The town was founded in 1738 by Genoese fishermen who arrived there from Tabarca, and the local dialect, traditions, customs and cuisine are a fascinating blend of Sardinian identity laced with Ligurian and Tunisian influences.
A stroll through the characteristic streets of the town will reveal numerous traces of its origins: the Castle, Casa del Duca, the carrugi (narrow alleys typical of Genoa), the casine (typical dwellings) and the palazzate, colourful Ligurian-style buildings along the Battellieri promenade. And if you fancy stopping off to sample some local food, you can try cascà (a type of couscous), casulli pasta and tonno della "mattanza" (traditionally-fished tuna).
A range of trekking and mountain-bike routes will take you through splendid scenery into the wild, unspoilt heart of the island, amid rocks and maquis, where birdwatchers will have the chance to observe a number of protected species nesting on the cliffs: Eleonora's falcon, Audouin's gull and kestrel; while even less expert eyes will have no trouble spotting flamingos in flight along the 18 km of coastline.
The cliffs of the island will form a splendid backdrop to your holiday, with particularly spectacular scenery in the inlets of Capo Sandalo, the Nasca Basin, the natural rock amphitheatres of Mezza Luna, Cala Vinagra and Cala Fico and in the marine caves of Punta delle Oche which look out onto the columns of lavic rock.
Sailing enthusiasts may like to get away from the crowds of tourists and venture out into the gulfs most exposed to the north-westerly Mistral wind, which will drive them safely across the rippling waters.

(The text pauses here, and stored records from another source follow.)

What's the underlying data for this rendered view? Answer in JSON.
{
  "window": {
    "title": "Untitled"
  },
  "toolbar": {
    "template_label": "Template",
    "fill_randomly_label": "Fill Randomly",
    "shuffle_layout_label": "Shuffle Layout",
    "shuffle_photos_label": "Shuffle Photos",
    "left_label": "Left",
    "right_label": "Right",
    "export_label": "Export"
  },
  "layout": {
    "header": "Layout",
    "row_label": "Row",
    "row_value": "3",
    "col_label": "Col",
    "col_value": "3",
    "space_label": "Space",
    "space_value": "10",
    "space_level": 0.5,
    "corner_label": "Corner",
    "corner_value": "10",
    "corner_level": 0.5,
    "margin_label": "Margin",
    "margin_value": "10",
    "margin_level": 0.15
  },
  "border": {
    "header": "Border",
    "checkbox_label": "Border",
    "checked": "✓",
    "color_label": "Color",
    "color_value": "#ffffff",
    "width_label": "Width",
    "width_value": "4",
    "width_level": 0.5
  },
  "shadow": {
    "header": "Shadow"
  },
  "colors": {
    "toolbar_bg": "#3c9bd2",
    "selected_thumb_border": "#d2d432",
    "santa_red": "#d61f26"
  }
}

Visitors can customise their stay with a selection of the cultural, natural and food & wine routes which run throughout the splendid, unique landscape of the San Pietro Island.